[App and web page records]

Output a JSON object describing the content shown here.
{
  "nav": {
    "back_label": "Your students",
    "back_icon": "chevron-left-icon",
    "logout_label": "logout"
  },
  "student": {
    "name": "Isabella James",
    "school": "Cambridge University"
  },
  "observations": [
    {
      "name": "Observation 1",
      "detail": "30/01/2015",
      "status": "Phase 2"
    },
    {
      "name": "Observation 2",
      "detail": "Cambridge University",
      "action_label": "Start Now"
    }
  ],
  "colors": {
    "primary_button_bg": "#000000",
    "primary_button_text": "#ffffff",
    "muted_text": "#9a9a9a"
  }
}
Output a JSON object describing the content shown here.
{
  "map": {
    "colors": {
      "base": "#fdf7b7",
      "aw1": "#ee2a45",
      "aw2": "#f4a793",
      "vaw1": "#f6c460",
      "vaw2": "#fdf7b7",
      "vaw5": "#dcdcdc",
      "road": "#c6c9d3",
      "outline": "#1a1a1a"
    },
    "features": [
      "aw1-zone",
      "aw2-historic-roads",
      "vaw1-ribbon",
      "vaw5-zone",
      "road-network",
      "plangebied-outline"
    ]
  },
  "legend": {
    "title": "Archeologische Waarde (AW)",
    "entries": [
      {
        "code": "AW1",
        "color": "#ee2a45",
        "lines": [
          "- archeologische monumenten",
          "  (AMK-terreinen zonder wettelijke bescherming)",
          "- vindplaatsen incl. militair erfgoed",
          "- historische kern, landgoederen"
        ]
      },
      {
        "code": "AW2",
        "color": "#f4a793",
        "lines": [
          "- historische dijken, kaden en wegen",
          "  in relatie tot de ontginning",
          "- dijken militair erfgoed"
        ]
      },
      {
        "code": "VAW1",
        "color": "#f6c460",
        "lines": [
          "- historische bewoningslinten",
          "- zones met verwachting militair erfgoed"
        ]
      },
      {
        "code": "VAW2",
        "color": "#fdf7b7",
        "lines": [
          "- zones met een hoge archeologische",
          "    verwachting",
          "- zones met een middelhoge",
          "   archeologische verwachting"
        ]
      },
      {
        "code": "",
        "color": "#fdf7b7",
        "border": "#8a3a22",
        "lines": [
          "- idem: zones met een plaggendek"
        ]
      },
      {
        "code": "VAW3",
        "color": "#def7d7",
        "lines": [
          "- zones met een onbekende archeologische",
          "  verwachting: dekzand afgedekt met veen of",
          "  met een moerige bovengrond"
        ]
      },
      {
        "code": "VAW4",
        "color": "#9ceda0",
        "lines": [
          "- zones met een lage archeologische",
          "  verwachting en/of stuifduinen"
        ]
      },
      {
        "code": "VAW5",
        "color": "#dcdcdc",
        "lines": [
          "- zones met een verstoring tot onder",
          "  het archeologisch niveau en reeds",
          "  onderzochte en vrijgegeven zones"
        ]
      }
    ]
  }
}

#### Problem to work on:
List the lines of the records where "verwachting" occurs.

#### Your response:
          "- zones met verwachting militair erfgoed"
          "    verwachting",
          "   archeologische verwachting"
          "  verwachting: dekzand afgedekt met veen of",
          "  verwachting en/of stuifduinen"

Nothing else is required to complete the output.